Usually the tonfa handle is actually stuck through the main shaft. That main shaft should be wider than the handle. Really traditional Okinawan versions had rectangular shafts. Where the two sticks interect, they can be fastened with glue, and a small dowell drilled through both. The mass produced ones often just use glue, but I've reinforced mine with small nails because they often become loose after some use.
They should be made from oak, or maybe ash if you can find it. Definately hard wood, that is heavy and strong. You need momentum behind those swings to break things, and be able to strike other weapons without breaking.
For the dimensions, it's really depends on how long your friend's arms are. She short end of the shaft should extend around 6 inches from the handle. The longer end of the shaft should extend about an inch or two past your elbow, when held. Handle should be the height of the shaft, plus enough to extend over your fist by an inch or so. I'm sure there are websites that cover these things, too. The width of the shaft depends on preference, more traditional ones will be the same width for the entire length. Newer machined versions, or specially crafted ones may slightly taper at the ends, and are round rather than rectangular.

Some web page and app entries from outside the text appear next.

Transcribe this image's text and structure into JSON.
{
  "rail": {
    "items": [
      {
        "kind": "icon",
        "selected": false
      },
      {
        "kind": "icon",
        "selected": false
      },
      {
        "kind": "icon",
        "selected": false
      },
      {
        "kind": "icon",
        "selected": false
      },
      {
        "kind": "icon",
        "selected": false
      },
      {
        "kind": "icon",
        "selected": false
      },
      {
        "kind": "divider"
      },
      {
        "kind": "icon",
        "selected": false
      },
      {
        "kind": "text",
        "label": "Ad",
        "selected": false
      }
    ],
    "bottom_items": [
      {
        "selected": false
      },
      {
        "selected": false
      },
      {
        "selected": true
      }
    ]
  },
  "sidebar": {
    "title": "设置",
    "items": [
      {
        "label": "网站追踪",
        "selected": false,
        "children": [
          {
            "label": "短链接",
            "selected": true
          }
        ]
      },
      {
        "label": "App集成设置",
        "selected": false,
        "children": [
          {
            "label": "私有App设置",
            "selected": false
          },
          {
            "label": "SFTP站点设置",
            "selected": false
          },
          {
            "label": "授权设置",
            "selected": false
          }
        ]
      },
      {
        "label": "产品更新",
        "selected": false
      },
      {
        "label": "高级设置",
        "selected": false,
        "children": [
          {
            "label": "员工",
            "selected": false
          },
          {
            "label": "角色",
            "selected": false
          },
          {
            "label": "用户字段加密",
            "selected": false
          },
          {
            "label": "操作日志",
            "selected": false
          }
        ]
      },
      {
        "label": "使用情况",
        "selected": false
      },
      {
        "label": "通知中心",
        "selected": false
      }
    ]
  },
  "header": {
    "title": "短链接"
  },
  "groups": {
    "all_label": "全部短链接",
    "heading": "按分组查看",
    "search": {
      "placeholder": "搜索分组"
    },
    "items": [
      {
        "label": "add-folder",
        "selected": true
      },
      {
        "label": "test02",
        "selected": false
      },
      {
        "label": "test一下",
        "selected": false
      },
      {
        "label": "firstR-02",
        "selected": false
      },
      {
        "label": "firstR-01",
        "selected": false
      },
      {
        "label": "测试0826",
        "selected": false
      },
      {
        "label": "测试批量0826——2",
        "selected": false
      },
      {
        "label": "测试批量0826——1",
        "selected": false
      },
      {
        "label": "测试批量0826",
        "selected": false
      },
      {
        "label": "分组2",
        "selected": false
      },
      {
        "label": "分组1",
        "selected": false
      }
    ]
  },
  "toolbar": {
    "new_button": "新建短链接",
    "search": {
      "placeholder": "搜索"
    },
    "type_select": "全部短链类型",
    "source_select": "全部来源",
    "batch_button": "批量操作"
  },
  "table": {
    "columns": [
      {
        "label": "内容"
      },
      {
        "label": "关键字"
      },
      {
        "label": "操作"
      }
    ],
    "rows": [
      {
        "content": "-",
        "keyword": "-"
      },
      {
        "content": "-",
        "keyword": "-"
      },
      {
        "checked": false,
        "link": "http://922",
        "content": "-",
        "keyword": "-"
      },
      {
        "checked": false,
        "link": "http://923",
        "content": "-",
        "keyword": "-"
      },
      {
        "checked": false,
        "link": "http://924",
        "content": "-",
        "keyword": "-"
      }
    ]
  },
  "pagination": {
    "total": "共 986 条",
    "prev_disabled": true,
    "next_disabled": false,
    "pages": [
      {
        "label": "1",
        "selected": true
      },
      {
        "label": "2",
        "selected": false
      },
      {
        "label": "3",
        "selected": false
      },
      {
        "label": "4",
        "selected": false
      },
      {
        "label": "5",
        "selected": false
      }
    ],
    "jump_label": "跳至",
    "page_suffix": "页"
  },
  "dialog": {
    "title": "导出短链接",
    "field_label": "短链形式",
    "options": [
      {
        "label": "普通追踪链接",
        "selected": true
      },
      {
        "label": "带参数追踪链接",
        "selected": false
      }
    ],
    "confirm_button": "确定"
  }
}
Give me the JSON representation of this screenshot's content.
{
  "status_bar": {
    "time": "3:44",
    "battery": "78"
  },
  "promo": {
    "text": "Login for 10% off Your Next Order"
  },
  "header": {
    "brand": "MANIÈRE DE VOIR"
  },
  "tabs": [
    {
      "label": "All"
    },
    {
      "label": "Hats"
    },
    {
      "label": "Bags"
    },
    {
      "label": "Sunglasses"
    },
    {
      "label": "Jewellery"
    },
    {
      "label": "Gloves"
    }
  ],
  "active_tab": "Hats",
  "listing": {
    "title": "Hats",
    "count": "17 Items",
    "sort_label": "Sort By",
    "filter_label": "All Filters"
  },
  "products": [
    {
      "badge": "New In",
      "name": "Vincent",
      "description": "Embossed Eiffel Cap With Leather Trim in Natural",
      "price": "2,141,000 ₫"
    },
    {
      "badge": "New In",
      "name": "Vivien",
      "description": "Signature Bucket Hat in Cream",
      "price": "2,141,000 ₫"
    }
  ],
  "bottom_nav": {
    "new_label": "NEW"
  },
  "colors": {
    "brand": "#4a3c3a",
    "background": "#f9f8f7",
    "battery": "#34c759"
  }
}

Sometimes you see the corners cut off, giving an octagonal look.
Edited by WuXing (12/06/05 07:48 PM)